>>>>

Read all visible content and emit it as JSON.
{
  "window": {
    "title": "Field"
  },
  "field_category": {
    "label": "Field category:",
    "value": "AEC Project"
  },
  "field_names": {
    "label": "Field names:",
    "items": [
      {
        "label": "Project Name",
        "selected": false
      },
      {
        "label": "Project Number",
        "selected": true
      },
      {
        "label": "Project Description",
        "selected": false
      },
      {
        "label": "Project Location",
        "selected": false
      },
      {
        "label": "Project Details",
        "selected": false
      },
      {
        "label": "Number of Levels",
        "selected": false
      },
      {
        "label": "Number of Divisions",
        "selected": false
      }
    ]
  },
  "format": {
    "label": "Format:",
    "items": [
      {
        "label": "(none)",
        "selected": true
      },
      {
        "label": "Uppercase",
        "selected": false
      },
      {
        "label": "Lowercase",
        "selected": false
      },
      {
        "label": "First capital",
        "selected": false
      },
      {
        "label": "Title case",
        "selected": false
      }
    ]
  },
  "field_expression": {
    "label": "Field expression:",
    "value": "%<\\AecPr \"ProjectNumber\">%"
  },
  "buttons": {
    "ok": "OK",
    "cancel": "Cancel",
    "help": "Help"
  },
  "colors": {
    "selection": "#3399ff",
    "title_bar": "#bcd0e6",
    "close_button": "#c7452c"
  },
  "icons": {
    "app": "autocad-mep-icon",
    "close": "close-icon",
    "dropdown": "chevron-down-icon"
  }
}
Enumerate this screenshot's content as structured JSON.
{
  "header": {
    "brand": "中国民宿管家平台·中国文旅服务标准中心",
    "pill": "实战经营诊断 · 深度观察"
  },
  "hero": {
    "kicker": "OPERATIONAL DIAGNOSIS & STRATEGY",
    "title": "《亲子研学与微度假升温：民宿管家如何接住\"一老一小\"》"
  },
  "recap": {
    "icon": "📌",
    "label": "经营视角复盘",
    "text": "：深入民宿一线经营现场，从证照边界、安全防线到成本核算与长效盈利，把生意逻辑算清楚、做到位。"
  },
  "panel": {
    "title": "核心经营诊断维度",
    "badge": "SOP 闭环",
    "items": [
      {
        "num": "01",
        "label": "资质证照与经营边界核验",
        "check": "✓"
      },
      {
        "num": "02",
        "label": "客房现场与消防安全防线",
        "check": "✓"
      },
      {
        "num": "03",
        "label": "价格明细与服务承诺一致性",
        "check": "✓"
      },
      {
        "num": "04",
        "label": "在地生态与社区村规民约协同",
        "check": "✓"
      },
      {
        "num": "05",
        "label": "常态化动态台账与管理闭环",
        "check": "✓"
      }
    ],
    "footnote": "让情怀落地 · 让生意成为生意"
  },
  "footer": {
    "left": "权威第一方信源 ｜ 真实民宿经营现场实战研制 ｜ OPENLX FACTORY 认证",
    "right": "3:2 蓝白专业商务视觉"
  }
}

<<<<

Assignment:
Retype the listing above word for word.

Result below:
Read all visible content and emit it as JSON.
{
  "window": {
    "title": "Field"
  },
  "field_category": {
    "label": "Field category:",
    "value": "AEC Project"
  },
  "field_names": {
    "label": "Field names:",
    "items": [
      {
        "label": "Project Name",
        "selected": false
      },
      {
        "label": "Project Number",
        "selected": true
      },
      {
        "label": "Project Description",
        "selected": false
      },
      {
        "label": "Project Location",
        "selected": false
      },
      {
        "label": "Project Details",
        "selected": false
      },
      {
        "label": "Number of Levels",
        "selected": false
      },
      {
        "label": "Number of Divisions",
        "selected": false
      }
    ]
  },
  "format": {
    "label": "Format:",
    "items": [
      {
        "label": "(none)",
        "selected": true
      },
      {
        "label": "Uppercase",
        "selected": false
      },
      {
        "label": "Lowercase",
        "selected": false
      },
      {
        "label": "First capital",
        "selected": false
      },
      {
        "label": "Title case",
        "selected": false
      }
    ]
  },
  "field_expression": {
    "label": "Field expression:",
    "value": "%<\\AecPr \"ProjectNumber\">%"
  },
  "buttons": {
    "ok": "OK",
    "cancel": "Cancel",
    "help": "Help"
  },
  "colors": {
    "selection": "#3399ff",
    "title_bar": "#bcd0e6",
    "close_button": "#c7452c"
  },
  "icons": {
    "app": "autocad-mep-icon",
    "close": "close-icon",
    "dropdown": "chevron-down-icon"
  }
}
Enumerate this screenshot's content as structured JSON.
{
  "header": {
    "brand": "中国民宿管家平台·中国文旅服务标准中心",
    "pill": "实战经营诊断 · 深度观察"
  },
  "hero": {
    "kicker": "OPERATIONAL DIAGNOSIS & STRATEGY",
    "title": "《亲子研学与微度假升温：民宿管家如何接住\"一老一小\"》"
  },
  "recap": {
    "icon": "📌",
    "label": "经营视角复盘",
    "text": "：深入民宿一线经营现场，从证照边界、安全防线到成本核算与长效盈利，把生意逻辑算清楚、做到位。"
  },
  "panel": {
    "title": "核心经营诊断维度",
    "badge": "SOP 闭环",
    "items": [
      {
        "num": "01",
        "label": "资质证照与经营边界核验",
        "check": "✓"
      },
      {
        "num": "02",
        "label": "客房现场与消防安全防线",
        "check": "✓"
      },
      {
        "num": "03",
        "label": "价格明细与服务承诺一致性",
        "check": "✓"
      },
      {
        "num": "04",
        "label": "在地生态与社区村规民约协同",
        "check": "✓"
      },
      {
        "num": "05",
        "label": "常态化动态台账与管理闭环",
        "check": "✓"
      }
    ],
    "footnote": "让情怀落地 · 让生意成为生意"
  },
  "footer": {
    "left": "权威第一方信源 ｜ 真实民宿经营现场实战研制 ｜ OPENLX FACTORY 认证",
    "right": "3:2 蓝白专业商务视觉"
  }
}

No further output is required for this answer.